Why Brexit chaos threatens to leave JLR short of cars
Planned factory closures were meant to offset disruption caused by no-deal departure from EU
Jaguar Land Rover (JLR) has expressed concerns that a “Brexit-related production shutdown” of its UK facilities could leave the manufacturer short of cars to sell.
According to Automotive News Europe, the week-long closure, which began on 4 November, was planned as a means of offsetting “any potential disruption of parts supplies” were the UK to have left the European Union on 31 October without a trade deal.
Now that the shutdown is in effect and Britain’s divorce from the EU has been postponed once again, this time to 31 January, JLR predicts that the closure will mean it has 12,000 fewer cars to sell during its current financial period, the motoring news site reports.
In an earnings call with analysts, JLR’s financial chief Adrian Mardell said that the company would build just under 120,000 vehicles during this quarter, which is “much less than we expect to retail”.
He added that JLR’s inventory “will be very, very thin” in the short term and that there could be “further disturbance” in its next financial quarter.
Why are car companies closing for Brexit?
A number of car manufacturers announced plans to temporarily close their factories shortly after the Brexit deadline, which was originally set for 29 March.
Planned factory closures are nothing new in the motoring industry. Most manufacturers carry them out during the summer to install upgrades and streamline production lines.
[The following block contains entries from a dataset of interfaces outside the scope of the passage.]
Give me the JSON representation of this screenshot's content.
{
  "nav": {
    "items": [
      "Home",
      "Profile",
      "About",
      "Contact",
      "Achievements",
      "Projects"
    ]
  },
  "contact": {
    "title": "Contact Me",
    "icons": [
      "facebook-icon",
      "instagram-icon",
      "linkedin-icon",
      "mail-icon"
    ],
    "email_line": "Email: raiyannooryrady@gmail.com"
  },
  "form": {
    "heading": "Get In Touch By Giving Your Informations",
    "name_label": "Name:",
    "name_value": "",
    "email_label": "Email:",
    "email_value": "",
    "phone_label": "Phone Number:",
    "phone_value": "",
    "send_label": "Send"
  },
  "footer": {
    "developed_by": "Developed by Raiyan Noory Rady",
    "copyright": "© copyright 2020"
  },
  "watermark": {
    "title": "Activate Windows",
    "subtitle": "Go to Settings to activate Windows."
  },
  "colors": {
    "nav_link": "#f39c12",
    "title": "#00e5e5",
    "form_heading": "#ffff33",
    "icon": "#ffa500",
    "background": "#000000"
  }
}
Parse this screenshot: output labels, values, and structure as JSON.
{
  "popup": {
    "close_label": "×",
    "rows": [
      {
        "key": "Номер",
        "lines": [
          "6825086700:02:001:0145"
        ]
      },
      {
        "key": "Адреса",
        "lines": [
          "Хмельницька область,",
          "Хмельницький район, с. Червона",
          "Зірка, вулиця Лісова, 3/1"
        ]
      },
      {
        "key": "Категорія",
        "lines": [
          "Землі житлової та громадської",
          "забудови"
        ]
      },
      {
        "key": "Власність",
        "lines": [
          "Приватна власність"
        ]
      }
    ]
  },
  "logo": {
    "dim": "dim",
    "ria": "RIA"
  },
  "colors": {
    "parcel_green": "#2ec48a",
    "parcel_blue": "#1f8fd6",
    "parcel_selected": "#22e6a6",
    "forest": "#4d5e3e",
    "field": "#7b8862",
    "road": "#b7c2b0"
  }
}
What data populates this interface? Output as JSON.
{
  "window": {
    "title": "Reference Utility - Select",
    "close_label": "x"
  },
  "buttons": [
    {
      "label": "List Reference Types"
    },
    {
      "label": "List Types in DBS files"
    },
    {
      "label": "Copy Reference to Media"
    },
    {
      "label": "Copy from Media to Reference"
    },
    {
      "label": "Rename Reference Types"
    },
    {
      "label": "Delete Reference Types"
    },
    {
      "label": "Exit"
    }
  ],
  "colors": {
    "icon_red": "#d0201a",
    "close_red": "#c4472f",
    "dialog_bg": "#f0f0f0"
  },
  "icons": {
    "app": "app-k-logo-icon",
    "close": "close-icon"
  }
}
Staff are often given mandatory holiday during the shutdown, with contract workers filling in for them during the downtime.
In JLR’s case, the company decided on another temporary shutdown, after closing its facilities in April, in the hope of reducing “disruption to its supply chain” that may have resulted from a no-deal Brexit, the Financial Times reports.
Some carmakers are concerned that leaving the EU without a deal could lead to “border checks and tariffs that gut the viability of their cross-border supply chains and export-based business models”, the FT says.
Despite further delays to Brexit, JLR was unable to postpone the closure because of “a long lag-time in ordering components from suppliers”, the paper adds.
JLR, therefore, went ahead with plans to close its larger sites at Halewood, Castle Bromwich, Solihull and Wolverhampton for eight days in November.
Will the closures impact business at JLR?
While JLR is expected to feel some effects from the factory closures, it’s unlikely to have a significant impact on its finances.
During the call with investors, Mardell said that JLR predicts a profit margin of between 3% and 4% for the end of the year and early 2020, Motor1 reports.
His comments come a couple of weeks after JLR confirmed it had returned to profitability. The company posted pre-tax profits of £156m in the three months to the end of September, which The Sunday Times described as “a sharp reversal from a £90m loss a year earlier”.
However, Mardell said that a no-deal Brexit remains “the only significant risk we have out there that is live and real and potentially imminent”.